In hot and humid Singapore, most of us would find it necessary to wash our hair as often once or twice a day. But this practice might be doing more harm than good for your scalp and hair health as your routine isn’t a one-size-fits-all approach; it should be tailored to individual scalp and hair conditions, taking into account factors like hair texture, scalp type, and personal habits.
To find out how often you should really be washing your tresses, we sought advice from two leading haircare experts: Leonica Kei, founder and principal trichologist at Leonica K Trichology, and Dr Jenny Wong, trichologist and founder of Trichomd Hair Restoration & Laboratories.
The pitfalls of frequent washing
According to Kei, the scalp, being an extension of the skin, contains sebaceous glands that play a vital role in its condition. Factors like puberty, stress, diet, humidity, and exercise can influence the sebaceous glands’ activity, affecting the required frequency of hair washing.

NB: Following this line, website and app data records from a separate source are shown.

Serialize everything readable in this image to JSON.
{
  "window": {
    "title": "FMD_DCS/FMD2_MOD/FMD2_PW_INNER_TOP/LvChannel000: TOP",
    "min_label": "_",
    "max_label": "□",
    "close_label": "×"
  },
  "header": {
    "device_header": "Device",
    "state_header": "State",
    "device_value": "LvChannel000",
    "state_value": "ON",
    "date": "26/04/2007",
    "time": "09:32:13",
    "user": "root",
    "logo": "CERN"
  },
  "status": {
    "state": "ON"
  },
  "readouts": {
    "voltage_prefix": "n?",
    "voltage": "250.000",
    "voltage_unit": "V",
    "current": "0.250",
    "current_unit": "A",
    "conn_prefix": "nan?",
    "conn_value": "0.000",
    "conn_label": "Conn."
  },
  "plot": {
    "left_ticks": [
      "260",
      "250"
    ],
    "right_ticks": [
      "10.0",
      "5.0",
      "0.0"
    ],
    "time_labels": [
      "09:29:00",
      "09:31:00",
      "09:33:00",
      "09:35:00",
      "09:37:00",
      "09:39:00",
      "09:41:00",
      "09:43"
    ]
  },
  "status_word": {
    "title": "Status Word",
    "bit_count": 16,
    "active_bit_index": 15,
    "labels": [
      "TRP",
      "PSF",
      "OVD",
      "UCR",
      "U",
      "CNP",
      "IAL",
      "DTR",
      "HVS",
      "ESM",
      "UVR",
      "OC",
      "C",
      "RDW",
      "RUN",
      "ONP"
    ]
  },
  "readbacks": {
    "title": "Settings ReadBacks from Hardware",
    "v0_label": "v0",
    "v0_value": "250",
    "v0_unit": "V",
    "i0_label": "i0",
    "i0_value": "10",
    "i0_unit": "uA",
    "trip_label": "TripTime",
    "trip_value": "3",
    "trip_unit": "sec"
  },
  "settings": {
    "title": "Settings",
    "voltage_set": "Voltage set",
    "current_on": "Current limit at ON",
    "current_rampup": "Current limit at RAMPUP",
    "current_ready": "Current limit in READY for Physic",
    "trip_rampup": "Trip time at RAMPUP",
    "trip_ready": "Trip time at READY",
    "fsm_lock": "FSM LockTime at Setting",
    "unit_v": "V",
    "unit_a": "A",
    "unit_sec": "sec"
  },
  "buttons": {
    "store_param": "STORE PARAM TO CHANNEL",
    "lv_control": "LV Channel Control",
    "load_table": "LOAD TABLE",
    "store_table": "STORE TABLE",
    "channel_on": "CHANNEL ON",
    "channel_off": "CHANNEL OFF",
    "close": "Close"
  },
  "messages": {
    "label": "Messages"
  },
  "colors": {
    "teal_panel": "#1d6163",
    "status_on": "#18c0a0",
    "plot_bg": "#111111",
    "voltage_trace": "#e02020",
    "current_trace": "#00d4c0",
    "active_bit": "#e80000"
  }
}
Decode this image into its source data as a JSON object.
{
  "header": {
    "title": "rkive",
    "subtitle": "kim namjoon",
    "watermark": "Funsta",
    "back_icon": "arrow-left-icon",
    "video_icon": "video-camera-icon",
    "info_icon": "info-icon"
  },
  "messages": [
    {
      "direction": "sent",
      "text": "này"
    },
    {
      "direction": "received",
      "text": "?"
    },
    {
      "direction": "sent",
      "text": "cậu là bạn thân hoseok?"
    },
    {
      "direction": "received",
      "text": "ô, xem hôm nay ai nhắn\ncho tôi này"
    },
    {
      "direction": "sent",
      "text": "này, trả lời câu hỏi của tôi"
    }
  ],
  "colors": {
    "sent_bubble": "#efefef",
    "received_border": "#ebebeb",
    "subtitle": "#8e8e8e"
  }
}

However, washing hair once or twice daily might cause hair to become slightly dry. Dr Wong emphasises that excessive hair washing can have negative consequences on both your scalp and the health of your hair. “While it may seem counterintuitive at first, over-washing can lead to various issues, from stripping away natural oils to causing dryness, breakage, and dandruff.”
Customising your hair washing schedule
Kei adds that individuals with Afro Caribbean hair – which tends to be very curly or frizzy – might prefer washing their hair less frequently, as a bit of natural oil can enhance the appearance of their unique hair texture. However, if you have an oily scalp, you should continue to wash your hair daily to prevent itching, flakiness, and inflammation caused by the accumulation of dead skin cells.
Other factors to consider
While hair texture and scalp type are essential considerations, Dr Wong points out that additional factors can influence how often you should wash your hair. If you lead an active lifestyle, exercise frequently, or perspire heavily, you may need to wash your hair more frequently to maintain a healthy scalp. Sweat can lead to scalp irritation and inflammation, making regular cleansing essential. On the other hand, Kei explains that some people may not need to wash their hair as frequently due to their hairstyle and lifestyle. For example, if they are constantly in an air-conditioned environment and do not perspire – and that’s acceptable as long as it doesn’t cause any scalp irritation.
Take note of these hair washing techniques
According to Dr Wong, the technique you use to wash your hair can indeed affect your hair washing frequency. For the best results, use lukewarm to warm water during washing, as cold water can cause sebum and oil from shampoo to harden on the scalp, potentially clogging hair follicles.
Dr Wong believes that you should shampoo and rinse multiple times according to how dirty or oily your hair and scalp is. Ordinarily, shampoo and rinse twice to properly cleanse hair of oil, sweat and dirt. But if you use hair products, you should shampoo and rinse three to four times in a single wash to cleanse properly.
Additionally, both Dr Wong and Kei agree that you should avoid the use of foreign objects like brushes or shampoo brushes to scrub your scalp when wet, as wet hair is more susceptible to breakage and damage. Instead, use your fingertips gently to massage the scalp, promoting healthy circulation without risking hair breakage.
Resetting your hair washing routine
If you’ve been washing your hair too often and want to re-establish the best frequency for your hair and scalp, there’s no need to make significant changes. Simply switch to washing either once daily or when your hair and scalp is either oily and/or dirty.
Be sure to use a pH-balanced shampoo without oil or silicone content. During the adjustment period, your scalp may produce more or less oil, resulting in temporary dryness or oiliness, but this will typically normalise within two to three weeks.